March 18, 2002

North Dakota DPI Ignores Federal Testing Exemption

In early March, a member family in the Minot area alerted Home School Legal Defense Association to an attempt by the North Dakota Department of Public Instruction (DPI) to circumvent the new federal education law which exempts home schoolers from taking the state assessment tests.

Mr. and Mrs. Henry* of the Minot area were contacted by their local school on March 1, 2002, and informed that their daughter, who is in 4th grade, would have to take the North Dakota public school tests for reading and math. According to the school, the DPI is now requiring this of home schooled students as a supplement to standardized testing.

While North Dakota law does require home schooled students to test in 4th grade, the law does not force them to take the state's assessment tests, which are designed for public school students. In addition, a new federal law specifically exempts home schooled students from state tests used to measure public school performance.

HSLDA immediately wrote to the Minot-area school as well as the DPI, explaining that the law did not require home schoolers to take the state assessment tests. Instead, parents may choose to have their child take a nationally-normed standardized test, which is what Mr. and Mrs. Henry chose to do. The Henrys have not heard back from either the school or the North Dakota DPI.

The new federal law, drafted by HSLDA and passed last year as an amendment to HR. 1, prohibits any state receiving federal education funding, from requiring home schoolers to take any state testing designed assess public school achievement. For more information on H.R. 1 and this amendment, read "Final Education Bill Contains Protections for Home Schoolers" on our web site.

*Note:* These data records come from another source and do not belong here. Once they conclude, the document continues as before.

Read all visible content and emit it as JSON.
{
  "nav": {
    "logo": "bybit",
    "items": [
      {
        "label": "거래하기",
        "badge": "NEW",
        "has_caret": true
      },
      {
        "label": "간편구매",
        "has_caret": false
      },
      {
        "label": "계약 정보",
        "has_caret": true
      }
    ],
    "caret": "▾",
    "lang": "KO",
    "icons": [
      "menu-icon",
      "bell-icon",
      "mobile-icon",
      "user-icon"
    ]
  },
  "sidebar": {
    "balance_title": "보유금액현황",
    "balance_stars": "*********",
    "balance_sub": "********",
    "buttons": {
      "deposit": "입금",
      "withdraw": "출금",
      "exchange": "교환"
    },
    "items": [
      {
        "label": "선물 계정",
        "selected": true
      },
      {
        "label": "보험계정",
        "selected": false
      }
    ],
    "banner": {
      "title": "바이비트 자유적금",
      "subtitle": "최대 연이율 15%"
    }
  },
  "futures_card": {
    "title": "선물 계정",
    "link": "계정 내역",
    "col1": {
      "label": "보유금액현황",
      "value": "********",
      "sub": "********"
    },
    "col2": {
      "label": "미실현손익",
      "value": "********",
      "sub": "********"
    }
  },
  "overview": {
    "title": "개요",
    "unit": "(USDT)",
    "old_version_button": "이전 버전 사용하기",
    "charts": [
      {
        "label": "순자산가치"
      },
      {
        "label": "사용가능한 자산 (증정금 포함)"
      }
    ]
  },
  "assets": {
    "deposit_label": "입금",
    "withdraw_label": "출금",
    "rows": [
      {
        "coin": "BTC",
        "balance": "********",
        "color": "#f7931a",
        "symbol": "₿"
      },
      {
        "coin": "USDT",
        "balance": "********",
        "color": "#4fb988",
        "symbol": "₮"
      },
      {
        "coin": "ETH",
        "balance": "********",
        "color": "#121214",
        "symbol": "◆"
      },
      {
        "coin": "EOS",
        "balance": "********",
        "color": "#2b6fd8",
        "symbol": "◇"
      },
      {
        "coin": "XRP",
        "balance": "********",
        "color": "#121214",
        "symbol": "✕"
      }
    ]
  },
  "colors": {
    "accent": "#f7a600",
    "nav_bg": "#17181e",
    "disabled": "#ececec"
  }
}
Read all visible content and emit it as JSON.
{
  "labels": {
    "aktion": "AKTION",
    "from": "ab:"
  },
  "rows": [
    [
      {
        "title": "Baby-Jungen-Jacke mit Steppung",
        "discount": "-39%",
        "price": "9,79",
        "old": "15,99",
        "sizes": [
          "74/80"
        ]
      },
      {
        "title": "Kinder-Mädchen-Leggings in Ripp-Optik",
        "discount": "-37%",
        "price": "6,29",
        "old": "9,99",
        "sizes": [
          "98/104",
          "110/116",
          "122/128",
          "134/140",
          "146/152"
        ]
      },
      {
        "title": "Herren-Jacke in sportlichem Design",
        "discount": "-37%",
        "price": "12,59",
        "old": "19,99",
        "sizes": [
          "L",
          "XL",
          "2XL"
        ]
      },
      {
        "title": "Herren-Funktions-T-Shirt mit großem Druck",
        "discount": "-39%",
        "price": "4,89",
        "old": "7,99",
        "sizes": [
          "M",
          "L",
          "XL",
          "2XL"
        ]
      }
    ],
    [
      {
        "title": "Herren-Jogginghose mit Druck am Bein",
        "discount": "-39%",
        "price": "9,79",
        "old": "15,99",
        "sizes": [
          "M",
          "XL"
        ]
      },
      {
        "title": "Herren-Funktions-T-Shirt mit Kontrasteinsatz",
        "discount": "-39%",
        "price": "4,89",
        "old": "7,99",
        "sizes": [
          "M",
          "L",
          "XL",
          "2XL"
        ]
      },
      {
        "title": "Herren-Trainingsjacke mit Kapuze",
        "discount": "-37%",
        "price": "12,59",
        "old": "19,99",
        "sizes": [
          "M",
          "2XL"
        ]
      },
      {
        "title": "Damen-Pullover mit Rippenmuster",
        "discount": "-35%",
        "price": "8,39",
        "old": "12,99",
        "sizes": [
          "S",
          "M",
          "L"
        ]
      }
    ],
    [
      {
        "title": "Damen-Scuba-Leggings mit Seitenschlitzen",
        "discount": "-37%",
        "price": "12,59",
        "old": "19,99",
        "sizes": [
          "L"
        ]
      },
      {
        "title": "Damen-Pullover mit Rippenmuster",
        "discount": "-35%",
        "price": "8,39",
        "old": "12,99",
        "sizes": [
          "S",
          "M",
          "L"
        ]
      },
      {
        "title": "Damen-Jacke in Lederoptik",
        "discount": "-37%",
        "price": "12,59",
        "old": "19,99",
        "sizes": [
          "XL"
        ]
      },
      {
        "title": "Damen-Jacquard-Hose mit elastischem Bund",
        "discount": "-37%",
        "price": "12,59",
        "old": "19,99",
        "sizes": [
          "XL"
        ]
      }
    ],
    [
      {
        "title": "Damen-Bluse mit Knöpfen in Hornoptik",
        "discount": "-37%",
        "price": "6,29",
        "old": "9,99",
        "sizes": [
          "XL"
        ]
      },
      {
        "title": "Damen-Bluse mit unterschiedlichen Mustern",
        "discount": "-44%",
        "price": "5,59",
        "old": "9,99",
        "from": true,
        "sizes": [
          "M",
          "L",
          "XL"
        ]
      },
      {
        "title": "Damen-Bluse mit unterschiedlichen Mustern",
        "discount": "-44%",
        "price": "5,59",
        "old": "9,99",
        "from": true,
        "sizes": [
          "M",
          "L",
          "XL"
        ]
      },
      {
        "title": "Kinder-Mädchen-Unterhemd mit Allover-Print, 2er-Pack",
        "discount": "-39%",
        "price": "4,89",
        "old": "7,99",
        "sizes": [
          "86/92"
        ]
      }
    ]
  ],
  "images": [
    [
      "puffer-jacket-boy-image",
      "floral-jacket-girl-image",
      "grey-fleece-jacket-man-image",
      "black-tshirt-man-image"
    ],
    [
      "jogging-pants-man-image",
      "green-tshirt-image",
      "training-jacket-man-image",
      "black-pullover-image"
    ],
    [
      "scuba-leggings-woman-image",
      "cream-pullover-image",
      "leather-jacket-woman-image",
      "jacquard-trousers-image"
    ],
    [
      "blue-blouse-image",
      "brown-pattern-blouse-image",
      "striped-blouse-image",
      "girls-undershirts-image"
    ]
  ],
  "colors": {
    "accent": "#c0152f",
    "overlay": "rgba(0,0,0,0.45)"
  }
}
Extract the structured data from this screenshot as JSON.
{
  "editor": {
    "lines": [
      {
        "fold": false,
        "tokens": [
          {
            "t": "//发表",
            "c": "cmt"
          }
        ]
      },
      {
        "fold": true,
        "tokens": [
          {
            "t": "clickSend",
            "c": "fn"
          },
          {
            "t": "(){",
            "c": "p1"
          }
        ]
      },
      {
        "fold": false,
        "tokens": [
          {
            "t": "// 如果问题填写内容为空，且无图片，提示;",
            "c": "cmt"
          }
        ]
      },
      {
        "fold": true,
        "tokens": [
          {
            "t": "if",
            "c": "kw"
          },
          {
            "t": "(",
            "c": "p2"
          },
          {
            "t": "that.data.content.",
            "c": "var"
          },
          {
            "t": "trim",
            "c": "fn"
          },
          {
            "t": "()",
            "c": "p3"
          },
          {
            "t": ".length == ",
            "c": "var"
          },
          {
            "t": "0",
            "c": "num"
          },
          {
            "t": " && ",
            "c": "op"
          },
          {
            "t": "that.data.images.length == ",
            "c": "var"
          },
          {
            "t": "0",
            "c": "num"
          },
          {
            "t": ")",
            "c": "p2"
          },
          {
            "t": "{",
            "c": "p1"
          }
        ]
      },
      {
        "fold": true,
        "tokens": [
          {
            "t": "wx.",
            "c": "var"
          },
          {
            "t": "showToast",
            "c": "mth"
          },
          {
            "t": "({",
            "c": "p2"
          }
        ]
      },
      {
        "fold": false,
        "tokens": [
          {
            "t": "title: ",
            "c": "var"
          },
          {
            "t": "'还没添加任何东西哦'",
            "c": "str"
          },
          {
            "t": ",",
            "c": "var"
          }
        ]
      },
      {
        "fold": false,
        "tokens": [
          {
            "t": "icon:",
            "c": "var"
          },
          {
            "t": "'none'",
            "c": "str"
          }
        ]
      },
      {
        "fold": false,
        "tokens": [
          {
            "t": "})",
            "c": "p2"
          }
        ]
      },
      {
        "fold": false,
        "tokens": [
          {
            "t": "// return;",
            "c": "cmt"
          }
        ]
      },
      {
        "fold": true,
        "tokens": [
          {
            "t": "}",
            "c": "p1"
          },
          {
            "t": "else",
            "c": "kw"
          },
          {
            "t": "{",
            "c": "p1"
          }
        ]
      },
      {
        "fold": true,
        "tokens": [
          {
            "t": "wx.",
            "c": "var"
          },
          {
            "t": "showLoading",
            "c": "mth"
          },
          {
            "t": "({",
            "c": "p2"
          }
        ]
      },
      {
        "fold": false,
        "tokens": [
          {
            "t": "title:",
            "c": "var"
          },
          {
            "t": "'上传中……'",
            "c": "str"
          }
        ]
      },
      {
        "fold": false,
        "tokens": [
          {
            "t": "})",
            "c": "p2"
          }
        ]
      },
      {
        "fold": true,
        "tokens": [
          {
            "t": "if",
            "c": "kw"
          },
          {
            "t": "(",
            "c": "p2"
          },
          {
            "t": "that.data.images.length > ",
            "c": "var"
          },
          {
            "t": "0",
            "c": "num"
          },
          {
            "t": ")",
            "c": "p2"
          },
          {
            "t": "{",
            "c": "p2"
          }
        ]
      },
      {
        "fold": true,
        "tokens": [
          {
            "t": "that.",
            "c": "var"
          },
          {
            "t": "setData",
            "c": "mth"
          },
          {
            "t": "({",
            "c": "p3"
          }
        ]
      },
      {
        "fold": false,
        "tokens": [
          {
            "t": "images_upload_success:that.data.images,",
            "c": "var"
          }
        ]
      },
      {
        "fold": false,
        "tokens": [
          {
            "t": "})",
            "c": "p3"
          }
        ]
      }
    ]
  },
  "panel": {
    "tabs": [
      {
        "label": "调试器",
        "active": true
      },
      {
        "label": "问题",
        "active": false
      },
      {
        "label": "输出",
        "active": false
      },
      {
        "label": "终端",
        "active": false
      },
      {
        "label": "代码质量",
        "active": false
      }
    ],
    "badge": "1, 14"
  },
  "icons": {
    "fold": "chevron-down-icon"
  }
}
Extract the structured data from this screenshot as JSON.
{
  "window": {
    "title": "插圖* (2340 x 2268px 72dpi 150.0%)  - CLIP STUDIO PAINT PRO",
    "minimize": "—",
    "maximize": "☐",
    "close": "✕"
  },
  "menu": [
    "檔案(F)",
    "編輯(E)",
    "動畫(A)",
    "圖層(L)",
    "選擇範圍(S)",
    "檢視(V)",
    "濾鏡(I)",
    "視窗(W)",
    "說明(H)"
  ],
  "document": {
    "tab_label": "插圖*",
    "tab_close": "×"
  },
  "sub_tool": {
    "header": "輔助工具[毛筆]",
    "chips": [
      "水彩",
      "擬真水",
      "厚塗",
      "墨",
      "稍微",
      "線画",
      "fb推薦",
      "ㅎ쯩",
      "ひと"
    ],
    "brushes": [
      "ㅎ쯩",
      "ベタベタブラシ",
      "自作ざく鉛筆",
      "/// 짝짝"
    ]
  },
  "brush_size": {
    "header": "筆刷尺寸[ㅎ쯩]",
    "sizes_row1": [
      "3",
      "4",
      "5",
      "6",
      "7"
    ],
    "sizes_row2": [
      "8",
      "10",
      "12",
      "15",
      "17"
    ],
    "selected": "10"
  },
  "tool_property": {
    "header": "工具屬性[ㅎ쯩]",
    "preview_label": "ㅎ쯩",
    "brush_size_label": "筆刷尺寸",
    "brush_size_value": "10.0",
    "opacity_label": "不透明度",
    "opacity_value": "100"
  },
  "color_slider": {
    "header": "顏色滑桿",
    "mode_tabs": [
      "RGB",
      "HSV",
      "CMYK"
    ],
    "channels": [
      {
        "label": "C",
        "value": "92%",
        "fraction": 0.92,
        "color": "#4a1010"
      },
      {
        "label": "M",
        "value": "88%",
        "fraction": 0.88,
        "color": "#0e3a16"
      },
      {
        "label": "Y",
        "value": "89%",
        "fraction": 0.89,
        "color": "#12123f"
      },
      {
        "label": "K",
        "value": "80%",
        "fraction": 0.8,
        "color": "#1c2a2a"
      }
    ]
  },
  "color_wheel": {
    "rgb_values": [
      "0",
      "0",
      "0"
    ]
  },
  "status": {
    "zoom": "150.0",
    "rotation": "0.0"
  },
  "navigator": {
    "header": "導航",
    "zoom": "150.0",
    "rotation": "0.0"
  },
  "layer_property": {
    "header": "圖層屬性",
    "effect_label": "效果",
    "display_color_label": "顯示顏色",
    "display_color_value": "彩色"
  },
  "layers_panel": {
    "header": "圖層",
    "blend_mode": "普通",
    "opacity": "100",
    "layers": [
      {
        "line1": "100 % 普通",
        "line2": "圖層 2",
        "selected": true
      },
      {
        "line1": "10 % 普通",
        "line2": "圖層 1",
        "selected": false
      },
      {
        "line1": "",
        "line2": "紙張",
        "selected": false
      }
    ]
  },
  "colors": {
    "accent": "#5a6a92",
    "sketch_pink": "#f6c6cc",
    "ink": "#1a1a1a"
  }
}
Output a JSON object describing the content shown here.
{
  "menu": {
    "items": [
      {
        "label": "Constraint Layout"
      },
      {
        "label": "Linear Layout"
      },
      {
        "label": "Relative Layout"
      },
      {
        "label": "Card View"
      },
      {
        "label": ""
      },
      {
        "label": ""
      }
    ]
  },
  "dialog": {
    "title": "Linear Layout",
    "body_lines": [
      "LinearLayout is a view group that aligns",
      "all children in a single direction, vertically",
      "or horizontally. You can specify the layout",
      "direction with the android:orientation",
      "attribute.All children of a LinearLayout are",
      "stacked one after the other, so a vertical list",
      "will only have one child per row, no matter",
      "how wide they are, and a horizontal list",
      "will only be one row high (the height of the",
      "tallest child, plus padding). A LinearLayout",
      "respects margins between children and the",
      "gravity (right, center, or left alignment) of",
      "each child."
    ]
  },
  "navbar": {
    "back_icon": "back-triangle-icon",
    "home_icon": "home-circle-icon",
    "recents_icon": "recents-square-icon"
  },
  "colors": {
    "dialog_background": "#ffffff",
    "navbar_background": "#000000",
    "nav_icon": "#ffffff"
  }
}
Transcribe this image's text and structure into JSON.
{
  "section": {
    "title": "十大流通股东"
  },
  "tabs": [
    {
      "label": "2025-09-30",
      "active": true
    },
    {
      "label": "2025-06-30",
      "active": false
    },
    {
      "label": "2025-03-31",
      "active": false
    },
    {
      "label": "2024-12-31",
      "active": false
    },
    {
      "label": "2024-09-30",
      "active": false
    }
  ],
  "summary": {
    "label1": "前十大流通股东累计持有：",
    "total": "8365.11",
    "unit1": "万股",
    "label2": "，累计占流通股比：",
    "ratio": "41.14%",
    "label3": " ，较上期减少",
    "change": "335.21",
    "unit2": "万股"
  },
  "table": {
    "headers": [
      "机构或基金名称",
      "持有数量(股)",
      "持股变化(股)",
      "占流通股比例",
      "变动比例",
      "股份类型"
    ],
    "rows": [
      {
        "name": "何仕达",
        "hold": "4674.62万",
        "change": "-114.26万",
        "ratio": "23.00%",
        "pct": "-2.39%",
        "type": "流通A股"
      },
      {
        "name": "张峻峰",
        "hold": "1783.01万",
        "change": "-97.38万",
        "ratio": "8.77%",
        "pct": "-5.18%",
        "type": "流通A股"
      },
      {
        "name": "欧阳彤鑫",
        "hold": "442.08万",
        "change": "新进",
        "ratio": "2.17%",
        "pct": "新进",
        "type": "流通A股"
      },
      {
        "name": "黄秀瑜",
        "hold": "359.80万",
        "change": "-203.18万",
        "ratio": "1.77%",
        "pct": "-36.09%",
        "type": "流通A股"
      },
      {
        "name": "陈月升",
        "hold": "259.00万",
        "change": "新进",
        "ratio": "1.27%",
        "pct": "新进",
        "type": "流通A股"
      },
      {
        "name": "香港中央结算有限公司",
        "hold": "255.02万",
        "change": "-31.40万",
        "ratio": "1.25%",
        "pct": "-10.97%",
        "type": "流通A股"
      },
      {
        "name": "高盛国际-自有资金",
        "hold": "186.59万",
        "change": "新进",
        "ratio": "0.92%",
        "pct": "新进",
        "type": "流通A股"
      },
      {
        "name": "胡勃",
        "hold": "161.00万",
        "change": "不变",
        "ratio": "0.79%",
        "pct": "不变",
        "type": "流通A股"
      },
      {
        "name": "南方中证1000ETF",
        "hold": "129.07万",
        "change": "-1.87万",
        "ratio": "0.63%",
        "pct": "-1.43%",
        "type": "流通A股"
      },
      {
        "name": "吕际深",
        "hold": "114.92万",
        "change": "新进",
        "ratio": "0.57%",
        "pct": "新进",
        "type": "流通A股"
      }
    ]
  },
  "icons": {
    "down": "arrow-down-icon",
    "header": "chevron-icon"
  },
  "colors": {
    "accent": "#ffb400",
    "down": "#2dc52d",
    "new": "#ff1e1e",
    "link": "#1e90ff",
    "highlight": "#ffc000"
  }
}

If you are an HSLDA member and you are told that your children must take a state assessment test not required by law, please contact our office so that we can assist you.

(*The family's name has been changed to protect their privacy.)